*Brief:* Reproduce each line of the data exactly as it is.

*Dataset excerpts:*

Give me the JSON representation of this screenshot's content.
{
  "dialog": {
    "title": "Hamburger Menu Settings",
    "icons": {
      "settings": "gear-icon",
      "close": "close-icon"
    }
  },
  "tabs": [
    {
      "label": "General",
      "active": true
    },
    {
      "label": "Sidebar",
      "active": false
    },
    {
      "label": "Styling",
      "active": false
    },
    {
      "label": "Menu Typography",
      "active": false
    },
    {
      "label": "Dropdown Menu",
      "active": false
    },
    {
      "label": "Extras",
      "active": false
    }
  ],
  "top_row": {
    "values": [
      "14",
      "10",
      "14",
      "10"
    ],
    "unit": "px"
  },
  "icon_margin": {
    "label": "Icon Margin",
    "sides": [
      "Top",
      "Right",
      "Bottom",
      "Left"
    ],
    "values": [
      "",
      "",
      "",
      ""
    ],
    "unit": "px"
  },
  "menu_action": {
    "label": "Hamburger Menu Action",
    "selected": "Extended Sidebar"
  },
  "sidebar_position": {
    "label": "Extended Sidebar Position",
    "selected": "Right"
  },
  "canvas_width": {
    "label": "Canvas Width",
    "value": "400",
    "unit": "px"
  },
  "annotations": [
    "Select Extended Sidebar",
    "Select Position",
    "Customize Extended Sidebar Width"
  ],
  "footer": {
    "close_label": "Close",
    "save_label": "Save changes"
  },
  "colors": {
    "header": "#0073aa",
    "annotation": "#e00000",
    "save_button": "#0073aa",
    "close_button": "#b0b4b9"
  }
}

*Final answer:*
Give me the JSON representation of this screenshot's content.
{
  "dialog": {
    "title": "Hamburger Menu Settings",
    "icons": {
      "settings": "gear-icon",
      "close": "close-icon"
    }
  },
  "tabs": [
    {
      "label": "General",
      "active": true
    },
    {
      "label": "Sidebar",
      "active": false
    },
    {
      "label": "Styling",
      "active": false
    },
    {
      "label": "Menu Typography",
      "active": false
    },
    {
      "label": "Dropdown Menu",
      "active": false
    },
    {
      "label": "Extras",
      "active": false
    }
  ],
  "top_row": {
    "values": [
      "14",
      "10",
      "14",
      "10"
    ],
    "unit": "px"
  },
  "icon_margin": {
    "label": "Icon Margin",
    "sides": [
      "Top",
      "Right",
      "Bottom",
      "Left"
    ],
    "values": [
      "",
      "",
      "",
      ""
    ],
    "unit": "px"
  },
  "menu_action": {
    "label": "Hamburger Menu Action",
    "selected": "Extended Sidebar"
  },
  "sidebar_position": {
    "label": "Extended Sidebar Position",
    "selected": "Right"
  },
  "canvas_width": {
    "label": "Canvas Width",
    "value": "400",
    "unit": "px"
  },
  "annotations": [
    "Select Extended Sidebar",
    "Select Position",
    "Customize Extended Sidebar Width"
  ],
  "footer": {
    "close_label": "Close",
    "save_label": "Save changes"
  },
  "colors": {
    "header": "#0073aa",
    "annotation": "#e00000",
    "save_button": "#0073aa",
    "close_button": "#b0b4b9"
  }
}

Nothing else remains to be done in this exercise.